# [EXERCISE DETAILS]
Everything in the entries except the pictures must be duplicated exactly.
:::::
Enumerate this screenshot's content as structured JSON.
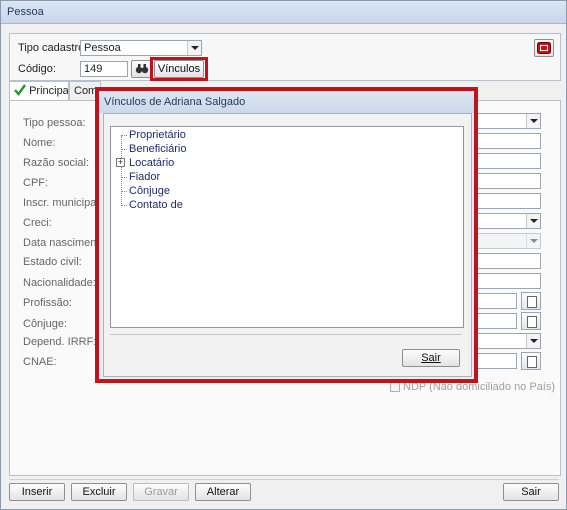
{
  "window": {
    "title": "Pessoa"
  },
  "header": {
    "tipo_cadastro_label": "Tipo cadastro",
    "tipo_cadastro_value": "Pessoa",
    "codigo_label": "Código:",
    "codigo_value": "149",
    "vinculos_button": "Vínculos"
  },
  "tabs": [
    {
      "label": "Principal"
    },
    {
      "label": "Comp"
    }
  ],
  "form": {
    "labels": [
      "Tipo pessoa:",
      "Nome:",
      "Razão social:",
      "CPF:",
      "Inscr. municipal:",
      "Creci:",
      "Data nascimento",
      "Estado civil:",
      "Nacionalidade:",
      "Profissão:",
      "Cônjuge:",
      "Depend. IRRF:",
      "CNAE:"
    ],
    "ndp_label": "NDP (Não domiciliado no País)"
  },
  "dialog": {
    "title": "Vínculos de Adriana Salgado",
    "tree_items": [
      "Proprietário",
      "Beneficiário",
      "Locatário",
      "Fiador",
      "Cônjuge",
      "Contato de"
    ],
    "expander_symbol": "+",
    "close_button": "Sair"
  },
  "footer": {
    "inserir": "Inserir",
    "excluir": "Excluir",
    "gravar": "Gravar",
    "alterar": "Alterar",
    "sair": "Sair"
  },
  "colors": {
    "highlight": "#c0141c",
    "check": "#1a9a2a"
  }
}
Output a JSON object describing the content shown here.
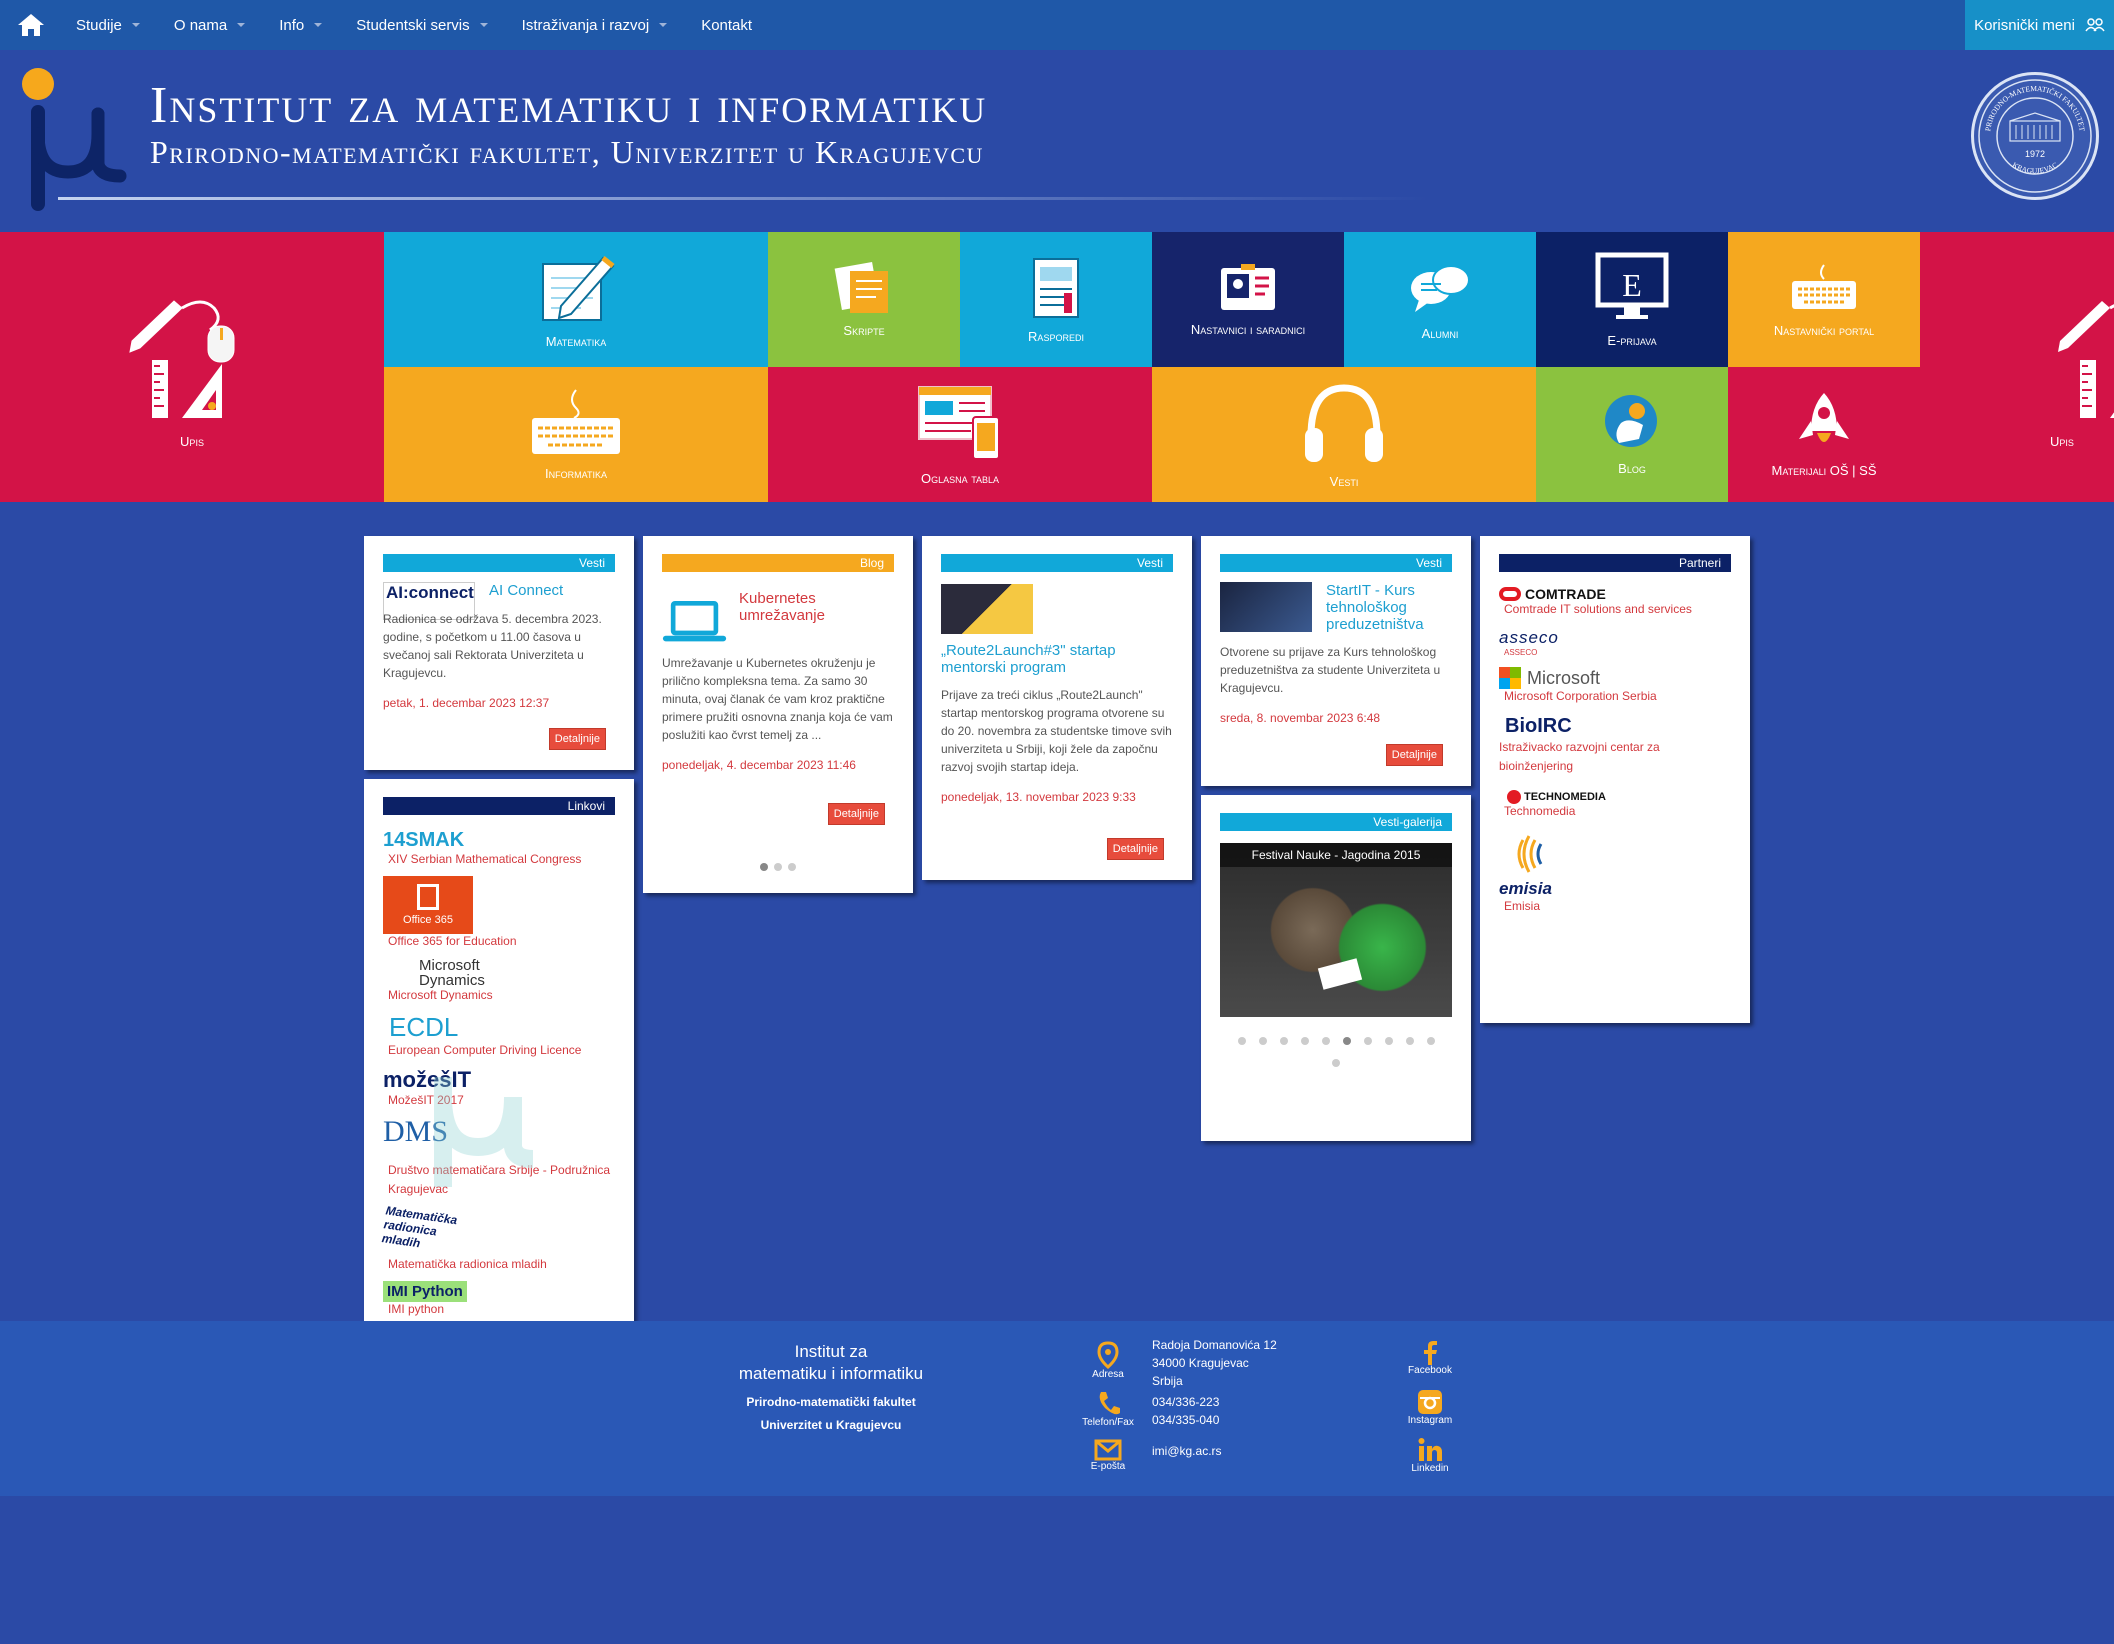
{
  "nav": {
    "home_icon": "home-icon",
    "items": [
      "Studije",
      "O nama",
      "Info",
      "Studentski servis",
      "Istraživanja i razvoj",
      "Kontakt"
    ],
    "user_menu": "Korisnički meni",
    "user_menu_icon": "users-icon"
  },
  "header": {
    "title": "Institut za matematiku i informatiku",
    "subtitle": "Prirodno-matematički fakultet, Univerzitet u Kragujevcu",
    "seal_year": "1972",
    "seal_top": "PRIRODNO-MATEMATIČKI FAKULTET",
    "seal_bottom": "KRAGUJEVAC"
  },
  "tiles": {
    "upis": "Upis",
    "matematika": "Matematika",
    "skripte": "Skripte",
    "rasporedi": "Rasporedi",
    "nastavnici": "Nastavnici i saradnici",
    "alumni": "Alumni",
    "eprijava": "E-prijava",
    "nastavnicki_portal": "Nastavnički portal",
    "informatika": "Informatika",
    "oglasna_tabla": "Oglasna tabla",
    "vesti": "Vesti",
    "blog": "Blog",
    "materijali": "Materijali OŠ | SŠ",
    "upis_right": "Upis",
    "colors": {
      "red": "#d31347",
      "cyan": "#11a8d9",
      "green": "#8bc23f",
      "navy": "#16246b",
      "orange": "#f5a81f",
      "deepnavy": "#0c2166"
    }
  },
  "cards": {
    "vesti1": {
      "bar": "Vesti",
      "logo_text": "AI:connect",
      "title": "AI Connect",
      "body": "Radionica se održava 5. decembra 2023. godine, s početkom u 11.00 časova u svečanoj sali Rektorata Univerziteta u Kragujevcu.",
      "date": "petak, 1. decembar 2023 12:37",
      "button": "Detaljnije"
    },
    "blog": {
      "bar": "Blog",
      "title": "Kubernetes umrežavanje",
      "body": "Umrežavanje u Kubernetes okruženju je prilično kompleksna tema. Za samo 30 minuta, ovaj članak će vam kroz praktične primere pružiti osnovna znanja koja će vam poslužiti kao čvrst temelj za ...",
      "date": "ponedeljak, 4. decembar 2023 11:46",
      "button": "Detaljnije"
    },
    "vesti2": {
      "bar": "Vesti",
      "title": "„Route2Launch#3\" startap mentorski program",
      "body": "Prijave za treći ciklus „Route2Launch\" startap mentorskog programa otvorene su do 20. novembra za studentske timove svih univerziteta u Srbiji, koji žele da započnu razvoj svojih startap ideja.",
      "date": "ponedeljak, 13. novembar 2023 9:33",
      "button": "Detaljnije"
    },
    "vesti3": {
      "bar": "Vesti",
      "title": "StartIT - Kurs tehnološkog preduzetništva",
      "body": "Otvorene su prijave za Kurs tehnološkog preduzetništva za studente Univerziteta u Kragujevcu.",
      "date": "sreda, 8. novembar 2023 6:48",
      "button": "Detaljnije"
    },
    "galerija": {
      "bar": "Vesti-galerija",
      "caption": "Festival Nauke - Jagodina 2015"
    },
    "linkovi": {
      "bar": "Linkovi",
      "items": [
        {
          "logo": "14SMAK",
          "label": "XIV Serbian Mathematical Congress"
        },
        {
          "logo": "Office 365",
          "label": "Office 365 for Education"
        },
        {
          "logo": "Microsoft Dynamics",
          "label": "Microsoft Dynamics"
        },
        {
          "logo": "ECDL",
          "label": "European Computer Driving Licence"
        },
        {
          "logo": "možešIT",
          "label": "MožešIT 2017"
        },
        {
          "logo": "DMS",
          "label": "Društvo matematičara Srbije - Podružnica Kragujevac"
        },
        {
          "logo": "Matematička radionica mladih",
          "label": "Matematička radionica mladih"
        },
        {
          "logo": "IMI Python",
          "label": "IMI python"
        }
      ]
    },
    "partneri": {
      "bar": "Partneri",
      "items": [
        {
          "logo": "COMTRADE",
          "label": "Comtrade IT solutions and services"
        },
        {
          "logo": "asseco",
          "label": "ASSECO"
        },
        {
          "logo": "Microsoft",
          "label": "Microsoft Corporation Serbia"
        },
        {
          "logo": "BioIRC",
          "label": "Istraživacko razvojni centar za bioinženjering"
        },
        {
          "logo": "TECHNOMEDIA",
          "label": "Technomedia"
        },
        {
          "logo": "emisia",
          "label": "Emisia"
        }
      ]
    }
  },
  "footer": {
    "name1": "Institut za",
    "name2": "matematiku i informatiku",
    "fac1": "Prirodno-matematički fakultet",
    "fac2": "Univerzitet u Kragujevcu",
    "address_label": "Adresa",
    "address1": "Radoja Domanovića 12",
    "address2": "34000 Kragujevac",
    "address3": "Srbija",
    "phone_label": "Telefon/Fax",
    "phone1": "034/336-223",
    "phone2": "034/335-040",
    "email_label": "E-pošta",
    "email": "imi@kg.ac.rs",
    "facebook": "Facebook",
    "instagram": "Instagram",
    "linkedin": "Linkedin"
  }
}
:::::
# [PROBLEM SOLUTION]
Enumerate this screenshot's content as structured JSON.
{
  "window": {
    "title": "Pessoa"
  },
  "header": {
    "tipo_cadastro_label": "Tipo cadastro",
    "tipo_cadastro_value": "Pessoa",
    "codigo_label": "Código:",
    "codigo_value": "149",
    "vinculos_button": "Vínculos"
  },
  "tabs": [
    {
      "label": "Principal"
    },
    {
      "label": "Comp"
    }
  ],
  "form": {
    "labels": [
      "Tipo pessoa:",
      "Nome:",
      "Razão social:",
      "CPF:",
      "Inscr. municipal:",
      "Creci:",
      "Data nascimento",
      "Estado civil:",
      "Nacionalidade:",
      "Profissão:",
      "Cônjuge:",
      "Depend. IRRF:",
      "CNAE:"
    ],
    "ndp_label": "NDP (Não domiciliado no País)"
  },
  "dialog": {
    "title": "Vínculos de Adriana Salgado",
    "tree_items": [
      "Proprietário",
      "Beneficiário",
      "Locatário",
      "Fiador",
      "Cônjuge",
      "Contato de"
    ],
    "expander_symbol": "+",
    "close_button": "Sair"
  },
  "footer": {
    "inserir": "Inserir",
    "excluir": "Excluir",
    "gravar": "Gravar",
    "alterar": "Alterar",
    "sair": "Sair"
  },
  "colors": {
    "highlight": "#c0141c",
    "check": "#1a9a2a"
  }
}
Output a JSON object describing the content shown here.
{
  "nav": {
    "home_icon": "home-icon",
    "items": [
      "Studije",
      "O nama",
      "Info",
      "Studentski servis",
      "Istraživanja i razvoj",
      "Kontakt"
    ],
    "user_menu": "Korisnički meni",
    "user_menu_icon": "users-icon"
  },
  "header": {
    "title": "Institut za matematiku i informatiku",
    "subtitle": "Prirodno-matematički fakultet, Univerzitet u Kragujevcu",
    "seal_year": "1972",
    "seal_top": "PRIRODNO-MATEMATIČKI FAKULTET",
    "seal_bottom": "KRAGUJEVAC"
  },
  "tiles": {
    "upis": "Upis",
    "matematika": "Matematika",
    "skripte": "Skripte",
    "rasporedi": "Rasporedi",
    "nastavnici": "Nastavnici i saradnici",
    "alumni": "Alumni",
    "eprijava": "E-prijava",
    "nastavnicki_portal": "Nastavnički portal",
    "informatika": "Informatika",
    "oglasna_tabla": "Oglasna tabla",
    "vesti": "Vesti",
    "blog": "Blog",
    "materijali": "Materijali OŠ | SŠ",
    "upis_right": "Upis",
    "colors": {
      "red": "#d31347",
      "cyan": "#11a8d9",
      "green": "#8bc23f",
      "navy": "#16246b",
      "orange": "#f5a81f",
      "deepnavy": "#0c2166"
    }
  },
  "cards": {
    "vesti1": {
      "bar": "Vesti",
      "logo_text": "AI:connect",
      "title": "AI Connect",
      "body": "Radionica se održava 5. decembra 2023. godine, s početkom u 11.00 časova u svečanoj sali Rektorata Univerziteta u Kragujevcu.",
      "date": "petak, 1. decembar 2023 12:37",
      "button": "Detaljnije"
    },
    "blog": {
      "bar": "Blog",
      "title": "Kubernetes umrežavanje",
      "body": "Umrežavanje u Kubernetes okruženju je prilično kompleksna tema. Za samo 30 minuta, ovaj članak će vam kroz praktične primere pružiti osnovna znanja koja će vam poslužiti kao čvrst temelj za ...",
      "date": "ponedeljak, 4. decembar 2023 11:46",
      "button": "Detaljnije"
    },
    "vesti2": {
      "bar": "Vesti",
      "title": "„Route2Launch#3\" startap mentorski program",
      "body": "Prijave za treći ciklus „Route2Launch\" startap mentorskog programa otvorene su do 20. novembra za studentske timove svih univerziteta u Srbiji, koji žele da započnu razvoj svojih startap ideja.",
      "date": "ponedeljak, 13. novembar 2023 9:33",
      "button": "Detaljnije"
    },
    "vesti3": {
      "bar": "Vesti",
      "title": "StartIT - Kurs tehnološkog preduzetništva",
      "body": "Otvorene su prijave za Kurs tehnološkog preduzetništva za studente Univerziteta u Kragujevcu.",
      "date": "sreda, 8. novembar 2023 6:48",
      "button": "Detaljnije"
    },
    "galerija": {
      "bar": "Vesti-galerija",
      "caption": "Festival Nauke - Jagodina 2015"
    },
    "linkovi": {
      "bar": "Linkovi",
      "items": [
        {
          "logo": "14SMAK",
          "label": "XIV Serbian Mathematical Congress"
        },
        {
          "logo": "Office 365",
          "label": "Office 365 for Education"
        },
        {
          "logo": "Microsoft Dynamics",
          "label": "Microsoft Dynamics"
        },
        {
          "logo": "ECDL",
          "label": "European Computer Driving Licence"
        },
        {
          "logo": "možešIT",
          "label": "MožešIT 2017"
        },
        {
          "logo": "DMS",
          "label": "Društvo matematičara Srbije - Podružnica Kragujevac"
        },
        {
          "logo": "Matematička radionica mladih",
          "label": "Matematička radionica mladih"
        },
        {
          "logo": "IMI Python",
          "label": "IMI python"
        }
      ]
    },
    "partneri": {
      "bar": "Partneri",
      "items": [
        {
          "logo": "COMTRADE",
          "label": "Comtrade IT solutions and services"
        },
        {
          "logo": "asseco",
          "label": "ASSECO"
        },
        {
          "logo": "Microsoft",
          "label": "Microsoft Corporation Serbia"
        },
        {
          "logo": "BioIRC",
          "label": "Istraživacko razvojni centar za bioinženjering"
        },
        {
          "logo": "TECHNOMEDIA",
          "label": "Technomedia"
        },
        {
          "logo": "emisia",
          "label": "Emisia"
        }
      ]
    }
  },
  "footer": {
    "name1": "Institut za",
    "name2": "matematiku i informatiku",
    "fac1": "Prirodno-matematički fakultet",
    "fac2": "Univerzitet u Kragujevcu",
    "address_label": "Adresa",
    "address1": "Radoja Domanovića 12",
    "address2": "34000 Kragujevac",
    "address3": "Srbija",
    "phone_label": "Telefon/Fax",
    "phone1": "034/336-223",
    "phone2": "034/335-040",
    "email_label": "E-pošta",
    "email": "imi@kg.ac.rs",
    "facebook": "Facebook",
    "instagram": "Instagram",
    "linkedin": "Linkedin"
  }
}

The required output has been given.